If you’ve caught “valley fever” but can’t get away, a trip to Frisco may cure your hankering for adventure.Marina access to Dillon Reservoir and hyper-local recreation opportunities create a unique family experience. And you can play there without visiting nearby resort towns, such as busier Breckenridge (unless you want to).Alpine views are an attractive feature of Frisco Bay Marina’s offerings. And for those without boats, the marina provides lots of rentals. According to the town of Frisco, you may canoe, kayak, power and sail boat, pending availability. The marina’s Island Grill, a popular location with local residents and visitors for sunset cocktails, also features a limited menu. A little history: Summit County’s Dillon Reservoir (or Lake Dillon) is managed by Denver Water, and the reservoir is also a main Front Range water source. The old town of Dillon was partially moved and then flooded with the construction of the Dillon Dam in the 1960s. Old town remnants are now deep beneath the water.Frisco’s Peninsula Recreation Area has a number of fun attractions, too – a disc-golf course, a skate park, hiking trails and a campground, to name a few. The newly constructed Frisco Adventure Park, featuring mostly winter activities, is also located on this stretch of land off state Highway 9.Places to eat are also plentiful. The Boatyard Grill features American-style family dining, and it’s easy on your wallet. If you love sushi, eat at Kemosabe on Main Street. Frisco also has Prost, its own tiny German beer hall right on the main drag.With so many specialty shops and a laid-back atmosphere, there’s great window-shopping options on Main Street, too.

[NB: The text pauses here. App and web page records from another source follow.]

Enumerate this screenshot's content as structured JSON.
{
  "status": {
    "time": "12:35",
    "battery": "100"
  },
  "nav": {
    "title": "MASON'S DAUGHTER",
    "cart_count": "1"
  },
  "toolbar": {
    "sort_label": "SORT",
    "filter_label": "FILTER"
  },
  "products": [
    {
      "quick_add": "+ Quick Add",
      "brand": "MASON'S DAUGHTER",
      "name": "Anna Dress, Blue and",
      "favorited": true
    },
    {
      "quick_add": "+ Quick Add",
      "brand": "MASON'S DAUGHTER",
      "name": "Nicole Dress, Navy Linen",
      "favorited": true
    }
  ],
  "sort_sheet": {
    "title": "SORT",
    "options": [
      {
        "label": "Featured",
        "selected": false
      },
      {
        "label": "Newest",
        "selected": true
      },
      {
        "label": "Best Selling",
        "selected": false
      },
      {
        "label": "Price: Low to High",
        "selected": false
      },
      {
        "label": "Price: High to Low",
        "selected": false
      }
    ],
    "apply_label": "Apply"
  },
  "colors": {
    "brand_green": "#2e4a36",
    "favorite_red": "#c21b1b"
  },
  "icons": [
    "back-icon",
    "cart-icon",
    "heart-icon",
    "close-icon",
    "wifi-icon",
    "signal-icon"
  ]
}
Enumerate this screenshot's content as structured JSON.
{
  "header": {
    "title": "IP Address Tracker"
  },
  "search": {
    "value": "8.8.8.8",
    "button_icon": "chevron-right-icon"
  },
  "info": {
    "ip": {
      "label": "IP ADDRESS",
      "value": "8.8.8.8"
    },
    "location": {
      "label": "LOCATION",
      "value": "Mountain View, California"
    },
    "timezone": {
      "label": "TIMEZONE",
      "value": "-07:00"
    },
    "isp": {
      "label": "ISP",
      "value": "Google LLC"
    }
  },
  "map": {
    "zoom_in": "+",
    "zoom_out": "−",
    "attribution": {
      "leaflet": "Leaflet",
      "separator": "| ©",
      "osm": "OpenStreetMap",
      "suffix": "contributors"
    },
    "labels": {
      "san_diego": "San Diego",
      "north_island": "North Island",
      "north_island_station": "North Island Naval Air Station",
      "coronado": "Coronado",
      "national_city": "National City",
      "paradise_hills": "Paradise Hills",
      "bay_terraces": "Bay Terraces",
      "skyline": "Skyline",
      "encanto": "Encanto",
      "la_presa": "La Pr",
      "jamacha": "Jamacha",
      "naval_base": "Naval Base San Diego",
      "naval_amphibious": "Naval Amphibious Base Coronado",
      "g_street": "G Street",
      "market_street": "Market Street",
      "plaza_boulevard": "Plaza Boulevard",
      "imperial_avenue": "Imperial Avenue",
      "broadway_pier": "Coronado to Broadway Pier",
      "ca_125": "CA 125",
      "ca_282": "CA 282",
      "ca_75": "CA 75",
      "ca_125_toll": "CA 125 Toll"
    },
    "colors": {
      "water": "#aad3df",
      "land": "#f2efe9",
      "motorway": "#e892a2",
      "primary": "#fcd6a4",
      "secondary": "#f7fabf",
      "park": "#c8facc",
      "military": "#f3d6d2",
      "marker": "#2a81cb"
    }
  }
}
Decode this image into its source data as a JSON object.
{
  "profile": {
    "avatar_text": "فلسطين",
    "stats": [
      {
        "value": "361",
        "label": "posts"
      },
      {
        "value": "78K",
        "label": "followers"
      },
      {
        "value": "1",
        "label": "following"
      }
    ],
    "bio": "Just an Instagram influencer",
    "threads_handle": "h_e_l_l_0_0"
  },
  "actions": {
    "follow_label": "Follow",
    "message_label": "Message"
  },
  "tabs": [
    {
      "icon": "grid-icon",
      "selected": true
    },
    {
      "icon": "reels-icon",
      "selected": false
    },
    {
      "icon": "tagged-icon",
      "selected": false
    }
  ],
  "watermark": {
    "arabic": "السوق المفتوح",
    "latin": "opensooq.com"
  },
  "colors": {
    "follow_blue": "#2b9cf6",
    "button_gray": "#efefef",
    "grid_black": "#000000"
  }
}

For more information about visiting Frisco, visit www.townoffrisco.com.